Abraham Roentgen was born in 1711 in Mühlheim, today part of Cologne in Germany. After learning cabinetmaking in his father's shop and working at various jobs in Holland, he settled in London in 1731. He was soon employed by English cabinetmakers who admired his interesting use of inlay, inventive mechanical fittings, and the hidden drawers he used in his furniture.
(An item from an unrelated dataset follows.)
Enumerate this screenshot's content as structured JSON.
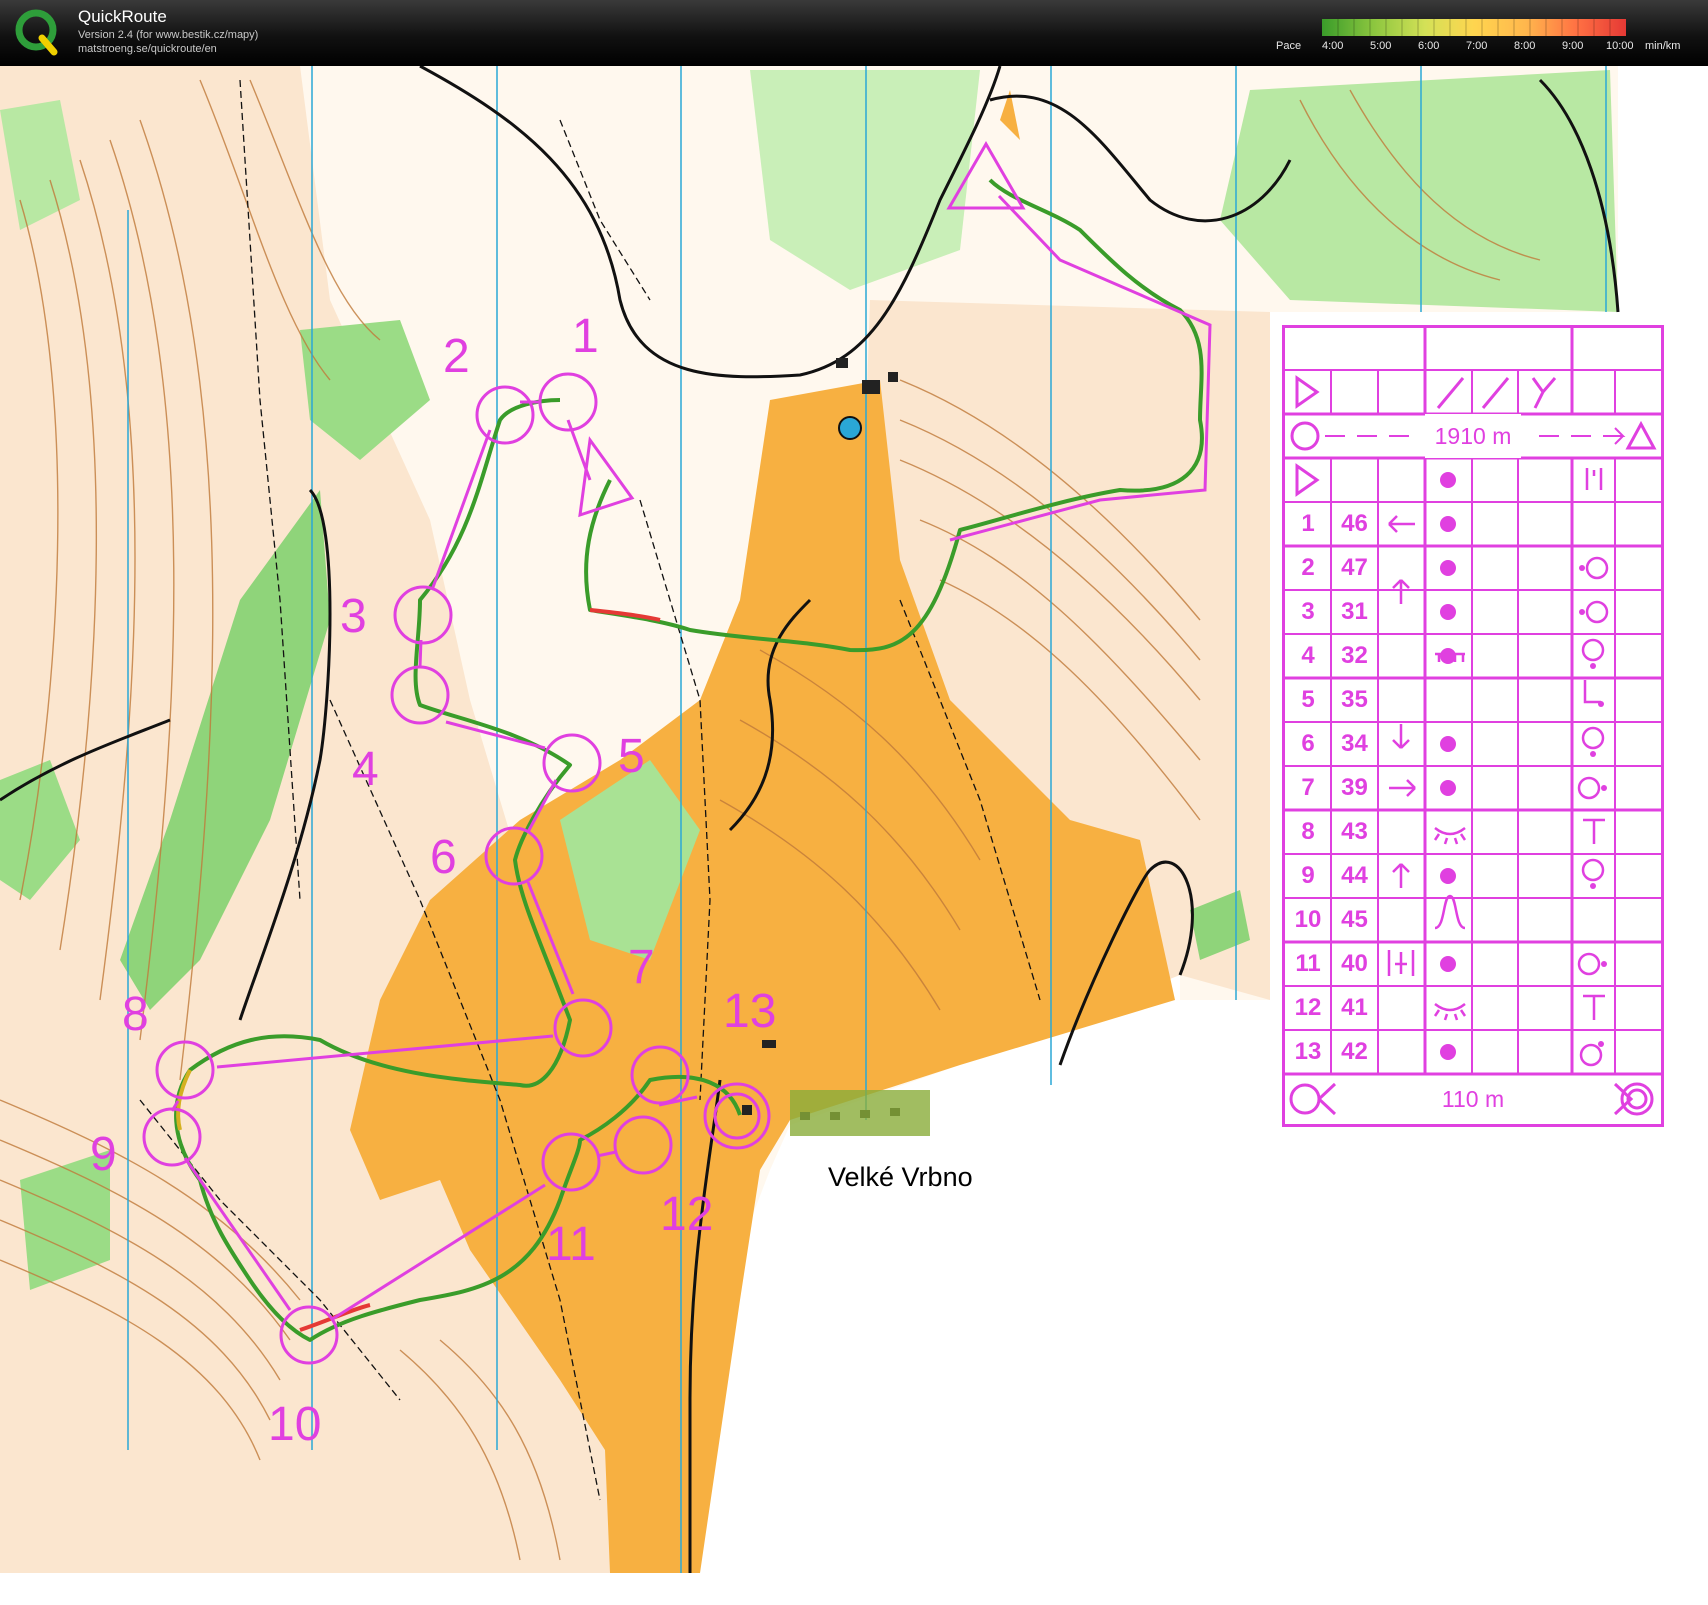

In 1737 Roentgen became a member of the newly formed Moravian Church, a Protestant sect; he decided to give up his career as a cabinetmaker and emigrate to North America as a missionary. Unfortunately, he was shipwrecked off the Irish coast. After working temporarily in Galway, he returned to his native Germany. There Roentgen established a furniture workshop near the small Moravian congregation of Neuwied, on the outskirts of Cologne. He soon became known for furniture of outstanding quality created for the various German courts. Roentgen's son David succeeded him in 1772 as head of the firm, and the two then worked in partnership until Abraham retired in 1784.